EXERCISE OBJECTIVE | With images removed, return the whole listing exactly as written.

DATA TO EXAMINE |
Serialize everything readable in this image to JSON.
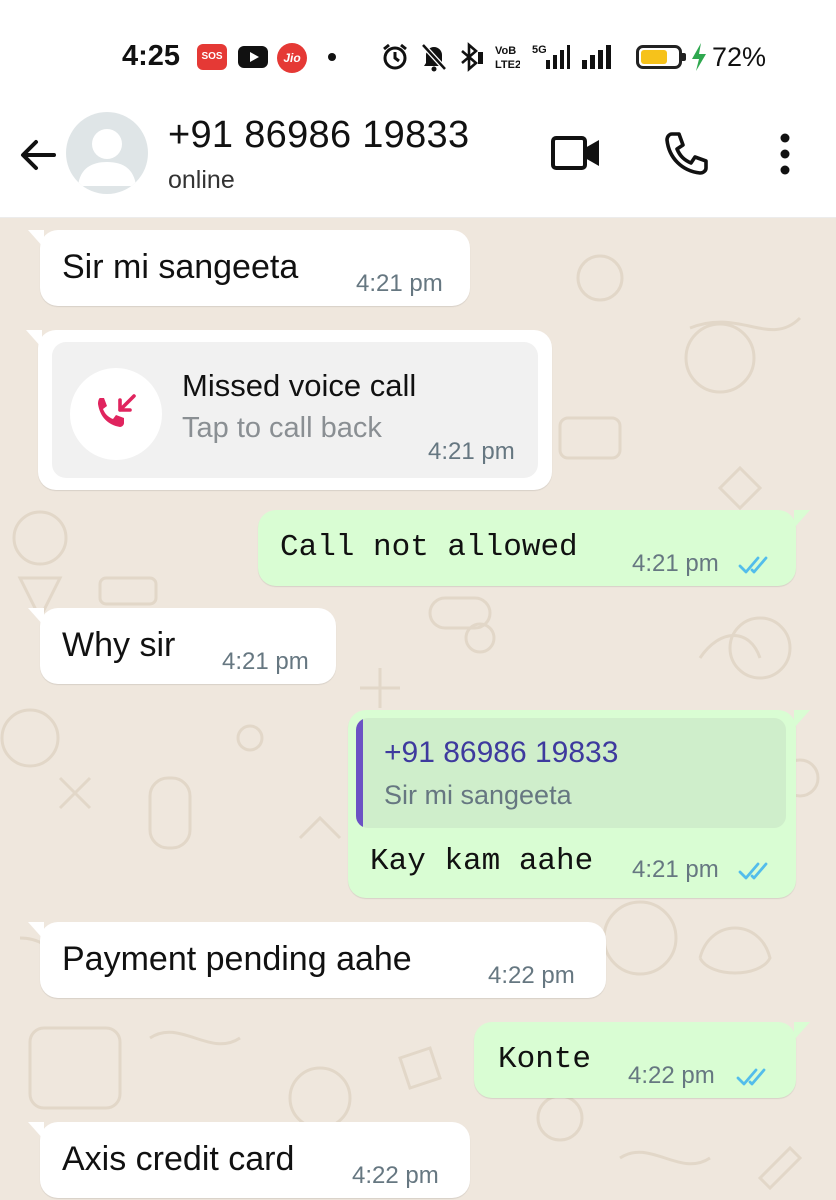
{
  "status_bar": {
    "time": "4:25",
    "sos_label": "SOS",
    "jio_label": "Jio",
    "battery_percent": "72%",
    "battery_level": 0.72,
    "icons": [
      "sos-icon",
      "youtube-icon",
      "jio-icon",
      "notification-dot-icon",
      "alarm-icon",
      "mute-icon",
      "bluetooth-icon",
      "volte-icon",
      "5g-signal-icon",
      "signal-icon",
      "battery-icon",
      "charging-icon"
    ]
  },
  "header": {
    "contact_name": "+91 86986 19833",
    "status": "online",
    "icons": [
      "back-arrow-icon",
      "avatar-icon",
      "video-call-icon",
      "voice-call-icon",
      "more-options-icon"
    ]
  },
  "messages": [
    {
      "direction": "in",
      "text": "Sir mi sangeeta",
      "time": "4:21 pm"
    },
    {
      "direction": "in",
      "type": "missed_call",
      "title": "Missed voice call",
      "subtitle": "Tap to call back",
      "time": "4:21 pm"
    },
    {
      "direction": "out",
      "text": "Call not allowed",
      "time": "4:21 pm",
      "read": true
    },
    {
      "direction": "in",
      "text": "Why sir",
      "time": "4:21 pm"
    },
    {
      "direction": "out",
      "type": "reply",
      "quote_author": "+91 86986 19833",
      "quote_text": "Sir mi sangeeta",
      "text": "Kay kam aahe",
      "time": "4:21 pm",
      "read": true
    },
    {
      "direction": "in",
      "text": "Payment pending aahe",
      "time": "4:22 pm"
    },
    {
      "direction": "out",
      "text": "Konte",
      "time": "4:22 pm",
      "read": true
    },
    {
      "direction": "in",
      "text": "Axis credit card",
      "time": "4:22 pm"
    }
  ],
  "colors": {
    "chat_background": "#efe7dd",
    "incoming_bubble": "#ffffff",
    "outgoing_bubble": "#d9fdd3",
    "read_ticks": "#53bdeb",
    "missed_call": "#e0245e",
    "quote_accent": "#6b52c4"
  }
}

YOUR RESPONSE |
Serialize everything readable in this image to JSON.
{
  "status_bar": {
    "time": "4:25",
    "sos_label": "SOS",
    "jio_label": "Jio",
    "battery_percent": "72%",
    "battery_level": 0.72,
    "icons": [
      "sos-icon",
      "youtube-icon",
      "jio-icon",
      "notification-dot-icon",
      "alarm-icon",
      "mute-icon",
      "bluetooth-icon",
      "volte-icon",
      "5g-signal-icon",
      "signal-icon",
      "battery-icon",
      "charging-icon"
    ]
  },
  "header": {
    "contact_name": "+91 86986 19833",
    "status": "online",
    "icons": [
      "back-arrow-icon",
      "avatar-icon",
      "video-call-icon",
      "voice-call-icon",
      "more-options-icon"
    ]
  },
  "messages": [
    {
      "direction": "in",
      "text": "Sir mi sangeeta",
      "time": "4:21 pm"
    },
    {
      "direction": "in",
      "type": "missed_call",
      "title": "Missed voice call",
      "subtitle": "Tap to call back",
      "time": "4:21 pm"
    },
    {
      "direction": "out",
      "text": "Call not allowed",
      "time": "4:21 pm",
      "read": true
    },
    {
      "direction": "in",
      "text": "Why sir",
      "time": "4:21 pm"
    },
    {
      "direction": "out",
      "type": "reply",
      "quote_author": "+91 86986 19833",
      "quote_text": "Sir mi sangeeta",
      "text": "Kay kam aahe",
      "time": "4:21 pm",
      "read": true
    },
    {
      "direction": "in",
      "text": "Payment pending aahe",
      "time": "4:22 pm"
    },
    {
      "direction": "out",
      "text": "Konte",
      "time": "4:22 pm",
      "read": true
    },
    {
      "direction": "in",
      "text": "Axis credit card",
      "time": "4:22 pm"
    }
  ],
  "colors": {
    "chat_background": "#efe7dd",
    "incoming_bubble": "#ffffff",
    "outgoing_bubble": "#d9fdd3",
    "read_ticks": "#53bdeb",
    "missed_call": "#e0245e",
    "quote_accent": "#6b52c4"
  }
}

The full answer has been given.